Helzberg Hall Kansas City Symphony

Mozart, Money Problems, and Voltaire

The spouse and I spent the evening at the Kansas City Symphony, with Rameau’s Suite from Dardanus, Mozart’s Number 31, and the Fauré Requiem on the program, all conducted by Bernard Labadie.  The first two, particularly, were marvelous, especially from our seats (we were in the center, third row).* As Mozart’s “Paris Symphony” reverberated throughout the hall, I…

Bust of Voltaire

Voltaire the Investor

How One of History’s Greatest Thinkers Amassed a Fortune

One of the people upon whom I have based the way I live my life is Francois Marie Arouet de Voltaire, or Voltaire for short. Born on November 21st, 1694, he passed away on May 30th, 1778 after a long and extraordinarily successful life pushing for social reform and a more enlightened society, harshly criticizing superstition and slavery.  Besides the fact that we can thank him for heavily influencing the American Revolution and later, the French Revolution, we can look to his example for investing wisely.
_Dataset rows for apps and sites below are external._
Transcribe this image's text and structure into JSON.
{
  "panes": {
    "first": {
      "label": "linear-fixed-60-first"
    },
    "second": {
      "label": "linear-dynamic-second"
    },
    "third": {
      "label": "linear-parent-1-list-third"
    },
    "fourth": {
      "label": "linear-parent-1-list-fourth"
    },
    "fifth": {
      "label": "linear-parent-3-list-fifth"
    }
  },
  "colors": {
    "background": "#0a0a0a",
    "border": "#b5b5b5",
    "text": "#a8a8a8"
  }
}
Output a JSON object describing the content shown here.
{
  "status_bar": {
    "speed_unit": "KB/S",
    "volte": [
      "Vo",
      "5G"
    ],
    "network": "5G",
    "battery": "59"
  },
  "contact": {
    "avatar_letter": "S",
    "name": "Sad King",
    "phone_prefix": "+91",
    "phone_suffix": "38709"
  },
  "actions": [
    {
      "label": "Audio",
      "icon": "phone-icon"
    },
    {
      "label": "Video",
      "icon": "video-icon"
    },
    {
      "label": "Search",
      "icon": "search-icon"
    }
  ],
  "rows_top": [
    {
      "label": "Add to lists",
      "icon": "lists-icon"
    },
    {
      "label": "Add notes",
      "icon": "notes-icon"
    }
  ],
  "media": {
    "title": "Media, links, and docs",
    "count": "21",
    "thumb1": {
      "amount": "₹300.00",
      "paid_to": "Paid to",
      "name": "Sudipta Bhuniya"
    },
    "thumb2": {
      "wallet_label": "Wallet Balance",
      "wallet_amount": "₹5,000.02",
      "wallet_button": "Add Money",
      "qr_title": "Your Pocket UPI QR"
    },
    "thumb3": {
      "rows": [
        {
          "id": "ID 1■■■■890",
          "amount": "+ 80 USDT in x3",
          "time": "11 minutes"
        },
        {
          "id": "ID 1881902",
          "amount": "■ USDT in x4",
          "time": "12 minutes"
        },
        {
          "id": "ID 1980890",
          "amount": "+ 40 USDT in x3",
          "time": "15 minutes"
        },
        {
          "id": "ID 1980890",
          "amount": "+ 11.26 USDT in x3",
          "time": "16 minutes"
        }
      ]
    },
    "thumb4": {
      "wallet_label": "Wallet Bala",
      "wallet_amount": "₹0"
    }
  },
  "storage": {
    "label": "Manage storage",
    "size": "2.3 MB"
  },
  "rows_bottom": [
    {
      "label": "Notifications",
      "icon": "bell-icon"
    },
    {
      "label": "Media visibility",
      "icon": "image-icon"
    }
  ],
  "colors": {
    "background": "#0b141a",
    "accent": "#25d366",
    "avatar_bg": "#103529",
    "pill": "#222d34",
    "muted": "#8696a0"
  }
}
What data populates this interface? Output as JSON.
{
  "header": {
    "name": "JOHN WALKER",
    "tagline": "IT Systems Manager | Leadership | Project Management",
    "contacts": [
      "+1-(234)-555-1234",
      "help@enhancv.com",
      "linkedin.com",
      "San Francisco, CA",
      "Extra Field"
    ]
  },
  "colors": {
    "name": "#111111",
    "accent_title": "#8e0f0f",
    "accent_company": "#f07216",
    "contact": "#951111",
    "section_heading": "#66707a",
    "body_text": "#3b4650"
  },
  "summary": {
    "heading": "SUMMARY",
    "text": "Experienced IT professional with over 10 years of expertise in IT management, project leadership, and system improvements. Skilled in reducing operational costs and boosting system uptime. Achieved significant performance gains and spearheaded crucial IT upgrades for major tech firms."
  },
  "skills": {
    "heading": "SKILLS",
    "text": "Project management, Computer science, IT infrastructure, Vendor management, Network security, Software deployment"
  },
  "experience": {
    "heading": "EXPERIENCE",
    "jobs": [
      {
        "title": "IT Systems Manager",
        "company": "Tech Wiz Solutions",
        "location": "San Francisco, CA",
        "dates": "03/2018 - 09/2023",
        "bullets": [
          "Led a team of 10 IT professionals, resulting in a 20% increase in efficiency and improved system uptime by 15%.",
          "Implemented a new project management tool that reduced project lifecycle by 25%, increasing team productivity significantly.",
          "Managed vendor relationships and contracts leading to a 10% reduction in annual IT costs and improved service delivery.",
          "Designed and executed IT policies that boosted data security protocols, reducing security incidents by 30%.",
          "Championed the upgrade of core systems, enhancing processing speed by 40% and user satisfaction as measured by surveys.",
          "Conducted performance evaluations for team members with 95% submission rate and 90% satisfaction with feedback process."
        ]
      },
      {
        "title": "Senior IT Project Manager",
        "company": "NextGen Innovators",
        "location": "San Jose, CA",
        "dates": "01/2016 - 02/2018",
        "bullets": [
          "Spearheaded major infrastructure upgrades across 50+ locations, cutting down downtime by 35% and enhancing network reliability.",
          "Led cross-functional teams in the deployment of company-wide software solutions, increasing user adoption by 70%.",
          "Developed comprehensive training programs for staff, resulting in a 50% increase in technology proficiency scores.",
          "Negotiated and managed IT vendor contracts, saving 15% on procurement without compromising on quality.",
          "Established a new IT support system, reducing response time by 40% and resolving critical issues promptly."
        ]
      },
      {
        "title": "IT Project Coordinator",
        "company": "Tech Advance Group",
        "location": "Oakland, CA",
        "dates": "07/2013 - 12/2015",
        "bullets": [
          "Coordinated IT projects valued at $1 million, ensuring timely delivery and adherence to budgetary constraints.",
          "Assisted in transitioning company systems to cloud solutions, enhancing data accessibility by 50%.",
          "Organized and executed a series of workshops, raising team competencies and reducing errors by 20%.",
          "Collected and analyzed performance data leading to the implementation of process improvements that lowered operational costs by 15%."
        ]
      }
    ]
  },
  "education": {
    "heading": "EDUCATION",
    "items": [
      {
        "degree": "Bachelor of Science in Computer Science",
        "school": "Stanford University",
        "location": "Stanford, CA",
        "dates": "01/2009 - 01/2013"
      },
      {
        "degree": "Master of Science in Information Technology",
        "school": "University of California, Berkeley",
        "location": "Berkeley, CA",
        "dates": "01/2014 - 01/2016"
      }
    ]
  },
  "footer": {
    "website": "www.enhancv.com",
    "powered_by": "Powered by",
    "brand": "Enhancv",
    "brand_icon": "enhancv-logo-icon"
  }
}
Voltaire Generated Significant Sums of Passive Income Each Year from International Investments

As a young man, Voltaire was wise enough to realize that he would need to become financially independent if he were to speak the truth and remain unencumbered with the chore of making a living.  Thus, he purposely cultivated friendships and relationships with the Paris brothers and other wealthy bankers, who taught him how to invest, speculate in currencies and commodities, and manage his money.  As a result of his wisdom, Voltaire was a millionaire by the time he was 40 years old and maintained investments in ships that sailed the globe as part of international trade, art, and direct lending to customers (he was, in essence, a bank).

Furthermore, Voltaire stashed significant sums of money in many, many nations around the world, all earning profits, dividends, and interest in the local currency.  He did this so he could continue to live in comfort if he had to escape due to his political and social ideas, plus to protect himself against dependence upon any one economy.  In fact, he caused an enormous scandal because he betrayed his friend, the King, who had forbidden foreign bond ownership.  Voltaire was loyal to his own financial house, first and foremost.